§ **WHAT YOU SHOULD DO**: Which lines in the listing below contain the word "Espesor"? Copy each one.

§ **ENTRIES SUPPLIED**:
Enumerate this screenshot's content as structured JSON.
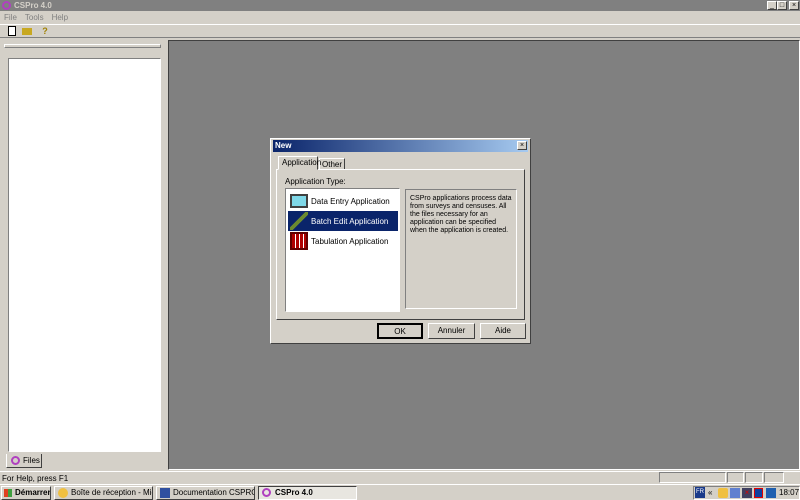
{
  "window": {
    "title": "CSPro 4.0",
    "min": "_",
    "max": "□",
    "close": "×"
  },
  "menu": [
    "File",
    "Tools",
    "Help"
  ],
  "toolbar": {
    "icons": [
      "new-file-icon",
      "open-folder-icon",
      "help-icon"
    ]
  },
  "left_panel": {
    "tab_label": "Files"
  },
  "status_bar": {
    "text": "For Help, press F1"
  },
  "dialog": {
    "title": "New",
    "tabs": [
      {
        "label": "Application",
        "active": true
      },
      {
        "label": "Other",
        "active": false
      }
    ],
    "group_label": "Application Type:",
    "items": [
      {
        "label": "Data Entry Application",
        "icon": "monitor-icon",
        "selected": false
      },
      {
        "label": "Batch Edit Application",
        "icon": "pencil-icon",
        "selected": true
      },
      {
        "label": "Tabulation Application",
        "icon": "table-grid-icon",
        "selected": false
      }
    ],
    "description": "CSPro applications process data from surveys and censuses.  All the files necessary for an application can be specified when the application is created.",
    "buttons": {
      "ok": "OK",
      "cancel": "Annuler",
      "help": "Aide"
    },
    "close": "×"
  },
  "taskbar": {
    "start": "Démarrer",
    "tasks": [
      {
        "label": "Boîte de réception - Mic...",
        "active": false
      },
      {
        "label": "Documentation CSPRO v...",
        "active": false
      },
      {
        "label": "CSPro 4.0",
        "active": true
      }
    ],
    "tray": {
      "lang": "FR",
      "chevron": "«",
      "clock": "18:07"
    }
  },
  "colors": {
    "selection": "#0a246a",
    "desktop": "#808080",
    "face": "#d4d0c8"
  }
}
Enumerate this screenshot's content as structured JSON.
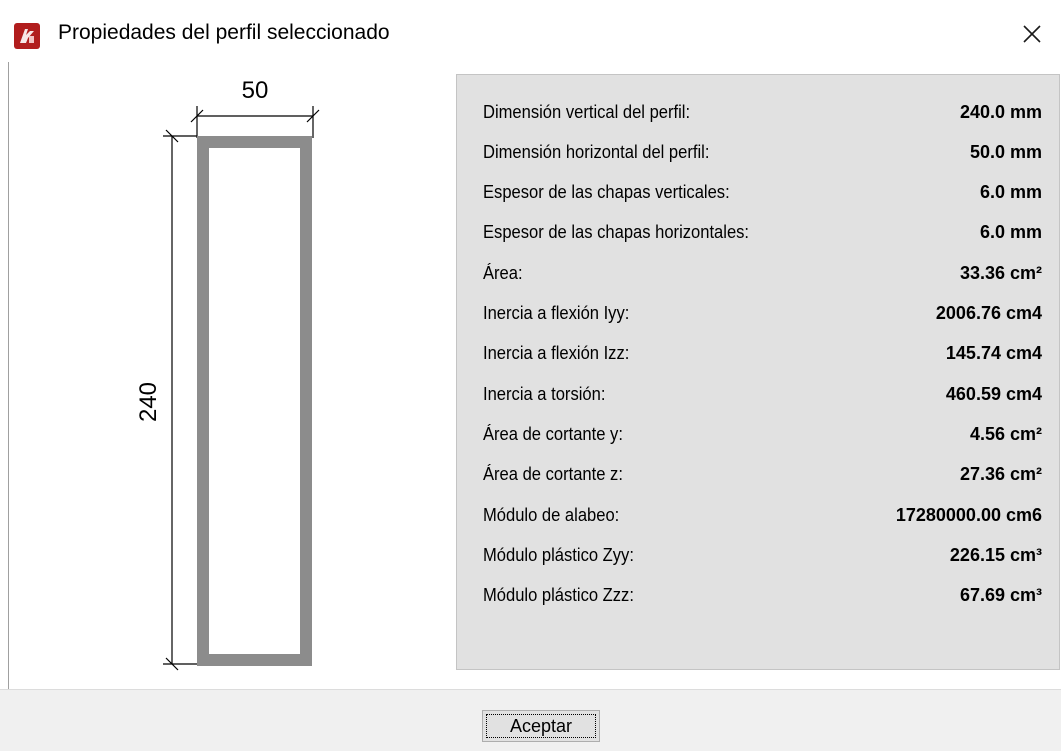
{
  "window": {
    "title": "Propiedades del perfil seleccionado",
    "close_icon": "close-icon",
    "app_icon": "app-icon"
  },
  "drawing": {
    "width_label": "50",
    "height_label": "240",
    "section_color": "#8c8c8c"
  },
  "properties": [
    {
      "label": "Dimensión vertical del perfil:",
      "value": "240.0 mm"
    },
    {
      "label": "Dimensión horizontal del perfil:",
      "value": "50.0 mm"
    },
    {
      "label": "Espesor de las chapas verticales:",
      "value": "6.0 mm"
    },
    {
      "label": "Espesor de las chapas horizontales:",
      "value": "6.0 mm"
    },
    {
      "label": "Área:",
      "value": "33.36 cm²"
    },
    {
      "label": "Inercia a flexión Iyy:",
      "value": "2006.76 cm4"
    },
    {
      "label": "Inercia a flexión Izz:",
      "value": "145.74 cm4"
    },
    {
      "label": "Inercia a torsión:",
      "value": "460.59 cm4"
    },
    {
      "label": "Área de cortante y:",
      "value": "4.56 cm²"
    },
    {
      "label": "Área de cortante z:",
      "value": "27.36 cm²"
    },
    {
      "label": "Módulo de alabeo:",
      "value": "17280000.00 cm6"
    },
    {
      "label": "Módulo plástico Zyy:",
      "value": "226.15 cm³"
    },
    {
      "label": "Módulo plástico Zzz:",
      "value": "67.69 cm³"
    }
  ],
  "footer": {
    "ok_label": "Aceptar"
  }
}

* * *

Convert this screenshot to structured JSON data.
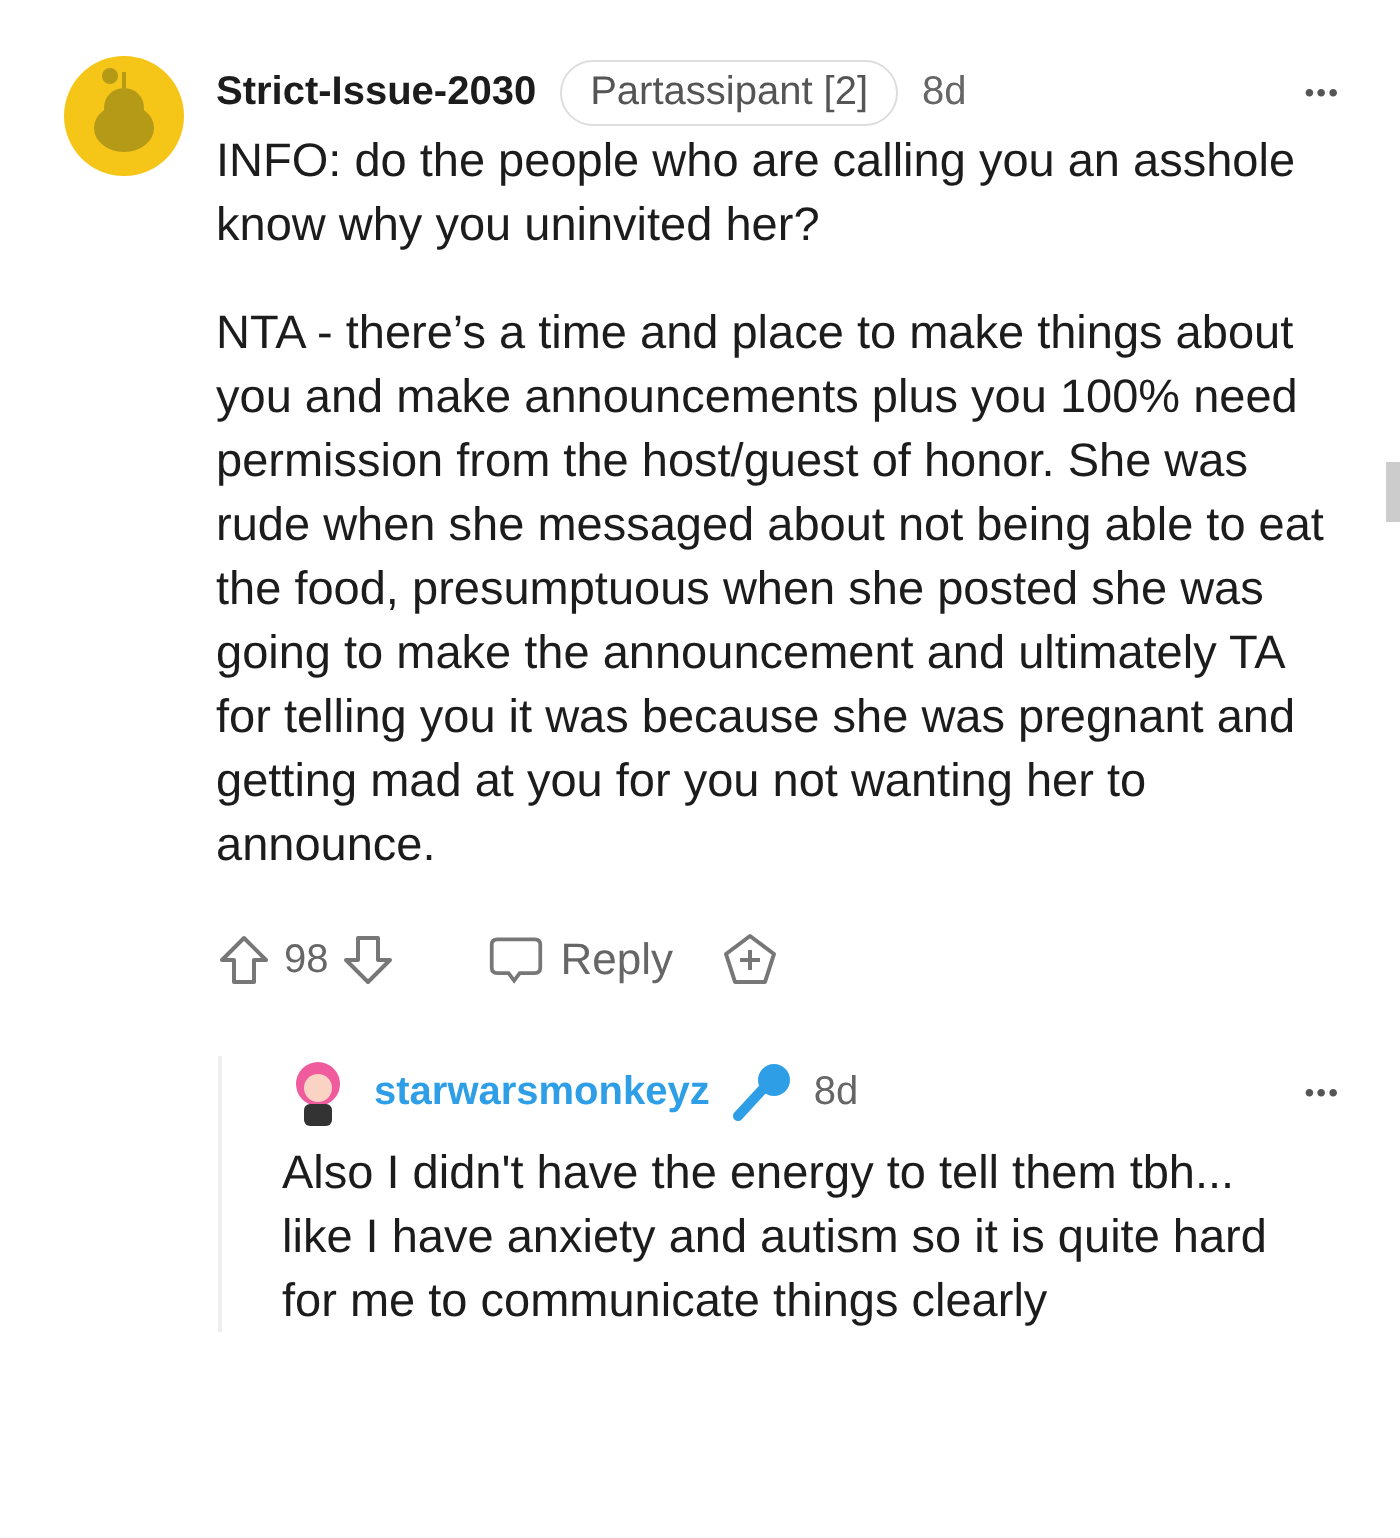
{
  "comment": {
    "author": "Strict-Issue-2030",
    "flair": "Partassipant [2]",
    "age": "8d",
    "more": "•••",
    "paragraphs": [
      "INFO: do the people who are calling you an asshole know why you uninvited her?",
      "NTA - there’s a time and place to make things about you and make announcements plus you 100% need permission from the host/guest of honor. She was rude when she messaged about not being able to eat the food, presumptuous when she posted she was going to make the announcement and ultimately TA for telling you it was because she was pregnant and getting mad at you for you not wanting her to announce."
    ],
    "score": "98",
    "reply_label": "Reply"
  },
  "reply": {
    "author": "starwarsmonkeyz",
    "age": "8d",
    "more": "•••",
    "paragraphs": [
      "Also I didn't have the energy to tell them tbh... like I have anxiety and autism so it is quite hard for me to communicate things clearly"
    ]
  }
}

§ **TASK RESPONSE**:
      "label": "Espesor de las chapas verticales:",
      "label": "Espesor de las chapas horizontales:",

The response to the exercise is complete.